- Opening Delimiter -

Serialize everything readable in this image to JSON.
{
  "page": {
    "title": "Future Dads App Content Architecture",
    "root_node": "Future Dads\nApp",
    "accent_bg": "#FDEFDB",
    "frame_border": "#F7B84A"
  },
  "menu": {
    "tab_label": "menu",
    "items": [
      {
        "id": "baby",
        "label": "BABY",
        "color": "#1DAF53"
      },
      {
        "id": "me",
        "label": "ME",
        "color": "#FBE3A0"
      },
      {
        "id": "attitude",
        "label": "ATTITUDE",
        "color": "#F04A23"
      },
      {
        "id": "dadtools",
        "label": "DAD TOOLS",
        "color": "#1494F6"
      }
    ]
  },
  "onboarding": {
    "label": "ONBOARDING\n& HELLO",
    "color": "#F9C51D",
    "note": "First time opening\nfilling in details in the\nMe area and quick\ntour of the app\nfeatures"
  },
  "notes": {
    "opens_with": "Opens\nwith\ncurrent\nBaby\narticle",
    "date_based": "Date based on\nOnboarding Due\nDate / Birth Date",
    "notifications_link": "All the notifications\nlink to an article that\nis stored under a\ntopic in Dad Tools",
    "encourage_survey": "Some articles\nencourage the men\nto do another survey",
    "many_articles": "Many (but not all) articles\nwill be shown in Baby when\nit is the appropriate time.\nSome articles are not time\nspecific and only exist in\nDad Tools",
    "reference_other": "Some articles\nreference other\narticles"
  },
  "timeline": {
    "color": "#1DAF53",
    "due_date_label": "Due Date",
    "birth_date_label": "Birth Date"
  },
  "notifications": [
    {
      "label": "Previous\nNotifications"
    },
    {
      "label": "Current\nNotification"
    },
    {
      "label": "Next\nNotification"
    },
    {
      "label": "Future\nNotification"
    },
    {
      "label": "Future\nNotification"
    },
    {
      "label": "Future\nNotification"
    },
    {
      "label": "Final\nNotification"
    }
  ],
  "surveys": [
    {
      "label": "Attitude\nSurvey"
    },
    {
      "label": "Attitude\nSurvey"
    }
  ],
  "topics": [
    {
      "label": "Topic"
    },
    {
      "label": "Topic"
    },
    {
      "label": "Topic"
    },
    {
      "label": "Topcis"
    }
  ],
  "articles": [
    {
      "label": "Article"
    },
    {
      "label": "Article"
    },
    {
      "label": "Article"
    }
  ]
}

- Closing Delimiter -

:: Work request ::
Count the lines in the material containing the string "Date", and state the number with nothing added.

:: Written answer ::
3